If learning Hawaiian music, memorize traditional Hawaiian vamps in many keys. Learn to use moving 6th intervals. Drill hammer-ons, pull-offs, and slides. Listen to great Hawaiian artists improvise and learn all you can by ear while knowing the chord progressions of each song.”
Whether accompanying vocal or instrumental soloists, Peterson advises, “Build technique to play many types of accompaniments, from arpeggiation to strumming. Learn different musical ‘feels’ including swing, a backbeat, the Hawaiian double-strum, pop rhythms, eighth note ballad feel, rubato playing…” I work closely with students to develop these skills and know they can be challenging to learn, but essential. Finally, understand the chord progression and song form of any song you play.”
Take Musical Risks

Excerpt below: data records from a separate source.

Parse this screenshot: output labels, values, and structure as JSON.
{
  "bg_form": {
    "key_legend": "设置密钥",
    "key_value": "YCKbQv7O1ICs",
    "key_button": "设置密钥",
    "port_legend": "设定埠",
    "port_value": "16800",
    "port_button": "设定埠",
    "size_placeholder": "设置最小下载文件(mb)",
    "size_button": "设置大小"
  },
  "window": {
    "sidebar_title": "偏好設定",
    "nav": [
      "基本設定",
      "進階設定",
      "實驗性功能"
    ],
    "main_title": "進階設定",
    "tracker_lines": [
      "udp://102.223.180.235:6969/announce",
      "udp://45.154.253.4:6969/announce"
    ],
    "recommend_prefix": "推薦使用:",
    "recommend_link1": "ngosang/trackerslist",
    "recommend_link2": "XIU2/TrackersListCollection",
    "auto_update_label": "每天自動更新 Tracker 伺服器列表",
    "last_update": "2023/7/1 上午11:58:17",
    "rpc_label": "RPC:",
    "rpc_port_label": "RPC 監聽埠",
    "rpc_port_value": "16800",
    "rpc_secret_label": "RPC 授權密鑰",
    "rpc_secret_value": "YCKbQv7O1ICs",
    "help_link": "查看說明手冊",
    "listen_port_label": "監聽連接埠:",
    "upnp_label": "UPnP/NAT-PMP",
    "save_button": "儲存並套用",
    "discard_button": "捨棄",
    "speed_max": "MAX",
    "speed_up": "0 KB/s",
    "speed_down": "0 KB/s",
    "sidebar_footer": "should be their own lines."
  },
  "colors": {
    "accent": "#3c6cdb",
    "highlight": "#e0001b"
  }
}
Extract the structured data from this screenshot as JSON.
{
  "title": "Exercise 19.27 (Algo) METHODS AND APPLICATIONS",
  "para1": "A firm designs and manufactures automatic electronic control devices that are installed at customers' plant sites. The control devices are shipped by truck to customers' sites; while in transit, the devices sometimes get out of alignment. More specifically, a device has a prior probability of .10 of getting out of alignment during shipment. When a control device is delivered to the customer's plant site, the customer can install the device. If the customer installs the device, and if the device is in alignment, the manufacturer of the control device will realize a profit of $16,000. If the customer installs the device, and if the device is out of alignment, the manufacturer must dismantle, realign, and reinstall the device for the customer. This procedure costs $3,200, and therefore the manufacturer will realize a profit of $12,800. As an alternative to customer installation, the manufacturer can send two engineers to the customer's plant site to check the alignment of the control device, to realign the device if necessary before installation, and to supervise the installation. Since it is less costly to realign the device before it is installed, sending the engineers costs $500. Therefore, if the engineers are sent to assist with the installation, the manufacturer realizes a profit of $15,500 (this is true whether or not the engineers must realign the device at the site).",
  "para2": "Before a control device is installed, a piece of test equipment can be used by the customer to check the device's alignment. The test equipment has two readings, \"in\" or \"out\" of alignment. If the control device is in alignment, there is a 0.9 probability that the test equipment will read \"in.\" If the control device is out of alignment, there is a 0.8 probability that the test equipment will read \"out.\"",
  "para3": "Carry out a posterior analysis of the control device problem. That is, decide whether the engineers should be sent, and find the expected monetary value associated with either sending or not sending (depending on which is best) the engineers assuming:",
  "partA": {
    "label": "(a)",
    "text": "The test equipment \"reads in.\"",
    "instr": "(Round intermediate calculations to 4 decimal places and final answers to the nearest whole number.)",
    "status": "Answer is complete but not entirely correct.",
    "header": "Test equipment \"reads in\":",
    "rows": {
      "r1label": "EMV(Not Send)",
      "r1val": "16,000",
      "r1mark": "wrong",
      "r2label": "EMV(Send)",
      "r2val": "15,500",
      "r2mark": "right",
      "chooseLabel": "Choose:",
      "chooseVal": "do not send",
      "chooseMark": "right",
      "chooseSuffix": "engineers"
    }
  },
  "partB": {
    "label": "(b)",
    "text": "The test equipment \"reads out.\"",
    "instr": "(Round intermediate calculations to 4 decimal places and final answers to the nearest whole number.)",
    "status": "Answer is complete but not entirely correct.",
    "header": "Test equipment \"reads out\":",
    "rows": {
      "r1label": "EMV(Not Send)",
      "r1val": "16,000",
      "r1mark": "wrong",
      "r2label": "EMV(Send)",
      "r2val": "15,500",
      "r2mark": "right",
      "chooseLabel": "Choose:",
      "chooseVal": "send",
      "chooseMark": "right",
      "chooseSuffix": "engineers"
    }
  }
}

“If you continually push yourself out of your musical comfort zone, you’ll improve,” Ohta Jr. says. “Whether you are studying ukulele at a workshop, privately, or on YouTube, be open to different approaches. This enables you to grasp different playing styles and techniques while enriching your skills. If I am teaching an intermediate class and a beginner sits in, I appreciate it because their zeal for learning is making them inquisitive yet unafraid to take chances to see if something new fits.”
Performance and Hawaiian language instructor Max Angel agrees. “Don’t worry about making mistakes. Keep playing with others as much as possible. This is how you will sharpen your skills. It’s hard, it’s a challenge, but the only way to get through it is to go straight through the middle.”
Jerome recalls an epiphany he had in 2012 at the workshop’s instructor’s concert/kanikapila, which takes place the first night. It has no set playlist. Performers take turns being the leader, calling out a favorite song and playing and singing a couple of verses. Then, each performer on stage takes turns playing a short, improvised instrumental solo (pa’ani) based on the melody.
As the instructors assembled on stage, Jerome found himself sitting between Kaapana and Ohta Jr. “I thought I was going to die!” he laughs. “I had to play a solo between two master musicians for the entire two-hour performance. It turned out to be the best night of growth I ever had!”
“We all learn from each other,” explains Tolentino. “Even the professionals. Jake [Shimabukuro] learned from everyone and asked a lot of questions. Jake asks us still. The successful ones have no egos. Whatever I do, I am happy for everyone else’s successes. Ukulele players from Hawaii have an upbringing that gives us a no-show-off attitude. Most everyone is just the average Joe. There are very few prima donnas.”
Go to kahumoku.com/workshops to learn more and to register for the 25th annual Maui Slack Key Guitar & Ukulele Workshop (May 31–June 7, 2023).
In this highly useful intermediate lesson book, Ukulele Explorations – Chords and Harmony, Fred Sokolow writes about how to better understand chord progressions and jazzing up your uke; Alec Poletsky explains moveable major and minor chords; Jim Beloff illustrates the step-up key change through one of his own tunes; and Jim D’Ville uses Beatles songs as a gateway to learning extended chords.